Just about a year ago, I was applying to fall internships like the majority of the rest of my peers. After having five previous internships, mainly at nonprofits, I was on the hunt for a different type of position to diversify my resume and gain exposure to a different work environment. I landed a communications management internship at Hirons, which eventually led me to joining their team full time. I’ve come full circle and I’m now on the other side of the interview table — looking to hire a fall intern for my department.
Fall intern recruitment can be tricky because students are often not thinking about their fall plans yet but rather trying to make the most of their summer. They may also already have a summer internship and are focusing on that, or a million other responsibilities they have. I get it.
It’s important though, especially for those still in college, that you stay on top of your game and keep looking for great opportunities.
Get your application in early
Speaking from experience, when I post a deadline for applications I haven’t just picked a random date. I have chosen that day because it allows proper time for reviewing applications, scheduling interviews, conducting interviews and extending offers, all before my summer intern leaves and my department is caught without the much-needed help of this role.
In my current position (and all other organizations I’ve chosen to work with), interns are crucial and I put their skills to use. As a supervisor, I make sure you’re not just fetching coffee or stapling papers. Maybe you’ll do some administrative stuff (we all do!), but I am hiring you because I need you to actively contribute to important projects.
So, when students fail to submit their applications in time for my original deadline and I’m forced to extend it, it can be very frustrating. I recommend making sure you follow any organizations you might be interested in working for on social media, and then maintaining a note or spreadsheet of their application deadlines.
I won’t hold it against you if you don’t apply before the original deadline and then submit your application after the extension, but submitting on time will likely make the hiring process smoother for both you and me. Do yourself this favor.
Whenever possible, include a cover letter

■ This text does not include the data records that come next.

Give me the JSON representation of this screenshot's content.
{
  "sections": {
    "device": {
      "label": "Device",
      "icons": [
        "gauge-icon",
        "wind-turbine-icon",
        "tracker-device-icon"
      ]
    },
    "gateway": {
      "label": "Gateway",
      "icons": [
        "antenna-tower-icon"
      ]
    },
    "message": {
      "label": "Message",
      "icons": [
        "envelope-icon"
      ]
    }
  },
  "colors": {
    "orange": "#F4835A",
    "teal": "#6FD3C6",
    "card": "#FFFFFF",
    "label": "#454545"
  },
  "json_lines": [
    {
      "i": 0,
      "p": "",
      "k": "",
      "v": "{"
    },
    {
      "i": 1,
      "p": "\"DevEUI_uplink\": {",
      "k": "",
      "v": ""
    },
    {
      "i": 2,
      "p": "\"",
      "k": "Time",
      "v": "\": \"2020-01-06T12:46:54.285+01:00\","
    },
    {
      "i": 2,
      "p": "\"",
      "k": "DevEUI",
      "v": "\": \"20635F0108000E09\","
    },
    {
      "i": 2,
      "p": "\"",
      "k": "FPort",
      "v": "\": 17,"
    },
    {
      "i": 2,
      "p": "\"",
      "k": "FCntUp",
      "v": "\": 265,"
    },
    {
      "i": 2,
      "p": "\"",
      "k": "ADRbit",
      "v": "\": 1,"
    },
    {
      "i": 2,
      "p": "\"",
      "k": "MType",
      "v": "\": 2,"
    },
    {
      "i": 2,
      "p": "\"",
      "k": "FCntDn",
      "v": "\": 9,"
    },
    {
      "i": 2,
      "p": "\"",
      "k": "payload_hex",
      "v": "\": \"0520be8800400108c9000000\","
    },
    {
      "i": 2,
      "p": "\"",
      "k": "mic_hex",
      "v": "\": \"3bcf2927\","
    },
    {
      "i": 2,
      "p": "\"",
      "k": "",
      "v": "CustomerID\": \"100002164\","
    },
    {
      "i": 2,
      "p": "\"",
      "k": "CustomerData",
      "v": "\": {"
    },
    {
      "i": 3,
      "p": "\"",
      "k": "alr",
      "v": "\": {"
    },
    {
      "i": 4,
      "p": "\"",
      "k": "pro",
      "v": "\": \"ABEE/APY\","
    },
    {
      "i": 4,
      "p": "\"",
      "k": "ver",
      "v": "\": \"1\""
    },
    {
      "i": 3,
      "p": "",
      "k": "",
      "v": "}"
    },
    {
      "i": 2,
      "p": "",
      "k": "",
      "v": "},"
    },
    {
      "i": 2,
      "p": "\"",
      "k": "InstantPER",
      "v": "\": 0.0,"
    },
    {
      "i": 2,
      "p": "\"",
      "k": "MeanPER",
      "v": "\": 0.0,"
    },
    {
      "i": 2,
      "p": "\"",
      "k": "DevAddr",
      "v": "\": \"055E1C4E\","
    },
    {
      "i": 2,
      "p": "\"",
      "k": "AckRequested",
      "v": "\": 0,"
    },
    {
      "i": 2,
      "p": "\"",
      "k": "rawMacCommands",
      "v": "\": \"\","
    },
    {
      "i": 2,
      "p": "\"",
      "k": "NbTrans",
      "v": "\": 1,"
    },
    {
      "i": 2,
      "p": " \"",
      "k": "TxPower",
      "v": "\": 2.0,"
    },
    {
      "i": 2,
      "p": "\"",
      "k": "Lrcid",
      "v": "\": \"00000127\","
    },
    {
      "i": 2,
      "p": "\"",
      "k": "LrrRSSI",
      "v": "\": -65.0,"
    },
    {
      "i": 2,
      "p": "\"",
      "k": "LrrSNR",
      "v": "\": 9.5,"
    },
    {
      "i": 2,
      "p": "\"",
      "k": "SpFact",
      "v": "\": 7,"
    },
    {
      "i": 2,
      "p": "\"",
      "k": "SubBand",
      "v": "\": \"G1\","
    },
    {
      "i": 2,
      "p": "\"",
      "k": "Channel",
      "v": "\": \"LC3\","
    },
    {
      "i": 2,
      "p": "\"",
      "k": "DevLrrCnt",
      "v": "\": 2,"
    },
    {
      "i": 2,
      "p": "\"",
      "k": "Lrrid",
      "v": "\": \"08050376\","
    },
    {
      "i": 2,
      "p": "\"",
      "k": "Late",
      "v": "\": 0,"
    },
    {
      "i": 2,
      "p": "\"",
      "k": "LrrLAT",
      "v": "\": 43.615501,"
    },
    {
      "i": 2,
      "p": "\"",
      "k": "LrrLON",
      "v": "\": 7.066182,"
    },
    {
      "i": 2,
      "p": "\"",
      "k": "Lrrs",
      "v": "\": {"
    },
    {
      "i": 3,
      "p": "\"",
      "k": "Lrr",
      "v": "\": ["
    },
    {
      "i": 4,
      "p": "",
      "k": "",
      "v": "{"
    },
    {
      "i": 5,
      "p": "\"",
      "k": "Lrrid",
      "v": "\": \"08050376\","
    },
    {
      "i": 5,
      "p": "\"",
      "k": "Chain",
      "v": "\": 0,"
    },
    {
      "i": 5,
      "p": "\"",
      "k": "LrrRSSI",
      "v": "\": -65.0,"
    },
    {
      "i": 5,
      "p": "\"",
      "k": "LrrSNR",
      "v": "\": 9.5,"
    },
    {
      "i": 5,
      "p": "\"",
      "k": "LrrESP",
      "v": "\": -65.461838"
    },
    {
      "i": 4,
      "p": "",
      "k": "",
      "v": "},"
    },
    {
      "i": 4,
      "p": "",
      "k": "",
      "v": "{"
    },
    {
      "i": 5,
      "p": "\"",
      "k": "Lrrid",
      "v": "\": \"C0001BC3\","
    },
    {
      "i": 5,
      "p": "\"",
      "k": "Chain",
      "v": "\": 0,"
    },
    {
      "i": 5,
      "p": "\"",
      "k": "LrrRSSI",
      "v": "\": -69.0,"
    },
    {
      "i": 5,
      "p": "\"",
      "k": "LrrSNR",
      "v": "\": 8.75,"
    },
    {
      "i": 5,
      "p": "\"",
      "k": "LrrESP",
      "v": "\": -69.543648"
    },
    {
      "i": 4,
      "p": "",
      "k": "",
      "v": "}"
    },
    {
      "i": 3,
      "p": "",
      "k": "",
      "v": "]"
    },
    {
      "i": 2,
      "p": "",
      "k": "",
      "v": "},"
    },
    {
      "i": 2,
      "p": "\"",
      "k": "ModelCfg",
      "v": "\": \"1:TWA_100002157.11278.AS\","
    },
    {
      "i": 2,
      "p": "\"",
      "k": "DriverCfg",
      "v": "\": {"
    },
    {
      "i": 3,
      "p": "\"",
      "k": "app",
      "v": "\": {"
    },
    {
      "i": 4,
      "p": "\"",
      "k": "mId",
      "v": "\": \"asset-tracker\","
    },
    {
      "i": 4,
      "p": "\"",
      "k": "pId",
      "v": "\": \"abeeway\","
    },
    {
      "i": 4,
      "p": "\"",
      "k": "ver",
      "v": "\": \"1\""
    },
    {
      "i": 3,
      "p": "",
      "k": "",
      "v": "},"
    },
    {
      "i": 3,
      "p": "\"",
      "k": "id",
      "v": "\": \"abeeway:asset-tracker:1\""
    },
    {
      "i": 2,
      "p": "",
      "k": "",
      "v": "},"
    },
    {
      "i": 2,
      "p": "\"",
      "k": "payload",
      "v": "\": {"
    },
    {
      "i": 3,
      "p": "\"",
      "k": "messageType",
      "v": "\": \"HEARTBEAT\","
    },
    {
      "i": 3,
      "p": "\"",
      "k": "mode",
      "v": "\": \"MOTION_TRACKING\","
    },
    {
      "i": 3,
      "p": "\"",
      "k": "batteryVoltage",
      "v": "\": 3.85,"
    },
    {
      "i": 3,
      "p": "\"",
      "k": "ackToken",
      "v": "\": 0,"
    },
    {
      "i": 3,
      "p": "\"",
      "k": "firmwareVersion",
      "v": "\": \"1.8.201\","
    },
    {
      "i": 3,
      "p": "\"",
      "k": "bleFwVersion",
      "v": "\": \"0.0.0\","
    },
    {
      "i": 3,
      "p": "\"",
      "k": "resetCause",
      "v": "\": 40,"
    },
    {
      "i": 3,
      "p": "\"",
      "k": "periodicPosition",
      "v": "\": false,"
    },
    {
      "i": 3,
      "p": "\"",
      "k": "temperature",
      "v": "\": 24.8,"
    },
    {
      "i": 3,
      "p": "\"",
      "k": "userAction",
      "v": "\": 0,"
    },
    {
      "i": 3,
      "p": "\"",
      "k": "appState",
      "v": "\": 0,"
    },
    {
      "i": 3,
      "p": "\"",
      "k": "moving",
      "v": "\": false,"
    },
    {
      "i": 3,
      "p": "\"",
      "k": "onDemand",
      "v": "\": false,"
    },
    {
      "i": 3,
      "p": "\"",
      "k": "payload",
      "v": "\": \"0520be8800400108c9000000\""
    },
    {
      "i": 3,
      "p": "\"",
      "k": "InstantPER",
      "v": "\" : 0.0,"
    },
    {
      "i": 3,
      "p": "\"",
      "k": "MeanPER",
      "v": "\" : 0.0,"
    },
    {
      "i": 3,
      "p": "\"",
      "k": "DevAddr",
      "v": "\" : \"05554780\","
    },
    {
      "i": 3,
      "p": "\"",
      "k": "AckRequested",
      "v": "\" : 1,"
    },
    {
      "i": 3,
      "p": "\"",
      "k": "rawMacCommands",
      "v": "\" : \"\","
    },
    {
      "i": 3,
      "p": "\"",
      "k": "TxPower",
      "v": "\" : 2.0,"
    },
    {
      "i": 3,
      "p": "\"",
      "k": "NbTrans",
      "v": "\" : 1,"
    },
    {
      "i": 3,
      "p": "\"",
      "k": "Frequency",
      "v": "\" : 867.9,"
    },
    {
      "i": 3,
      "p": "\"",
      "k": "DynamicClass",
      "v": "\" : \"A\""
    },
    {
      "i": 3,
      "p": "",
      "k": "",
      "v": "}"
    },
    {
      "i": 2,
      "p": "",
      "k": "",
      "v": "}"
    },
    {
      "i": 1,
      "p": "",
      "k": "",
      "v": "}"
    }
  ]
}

I know, I know, people go back and forth on this all the time. I’m only one person, so my advice isn’t universal, but I feel pretty strongly about candidates providing some sort of narrative when they reach out to me. Applications are submitted differently for every company, but at Hirons we have an online form that allows you to enter contact information into a text box and upload files. The resume upload is required, but the cover letter is not.
I always prefer when a candidate gives me some context of why they’re a great fit and tells me a little bit about who they are. It doesn’t have to be your life story, but I like to see some indication 1.) that you thoroughly read the job description and 2.) write well enough to demonstrate your personality. This is particularly important in my department, as the job will include a lot of writing.
I will usually skim a candidate’s resume first to get a general idea of their past experience and then, if they’ve given one, I’ll look over the cover letter to see if it points out anything I might have missed on the resume. It’s helpful and your time in writing it isn’t going to waste, trust me.
Please don’t be presumptuous
I don’t have a problem with name dropping or with a student who’s hoping that an internship will lead to a full-time, salaried position. I definitely encourage you to network with employees at companies you’d want to work for and to pursue opportunities that might have great potential for you. What I don’t appreciate is receiving an application that states from the get-go that you know my boss or that you’re looking for this internship to result in a full-time job.
If you’re going to highlight the fact that you know someone at the company, that doesn’t mean you’re off the hook for writing a great cover letter and submitting a relevant resume. Also, if you’ve not given me any context about how you know a person I work with so that I feel comfortable asking them about it, I probably won’t ask them.
Some people might admire the confidence of a person who signifies in their cover letter that they want the internship to turn into a salaried job. I am not without empathy — I know it’s hard out here for fresh grads to find something to pay the bills. However, I personally find this tactic concerning. It makes me feel as though you’re not focusing on the internship you’re applying for, but that you’ve already moved on to the next step. If it feels organic to ask about potential full time opportunities in the interview, I would say that’s a more appropriate time to bring it up. That way, I’ve had the chance to get to know you better rather than just a name at the head of a cover letter.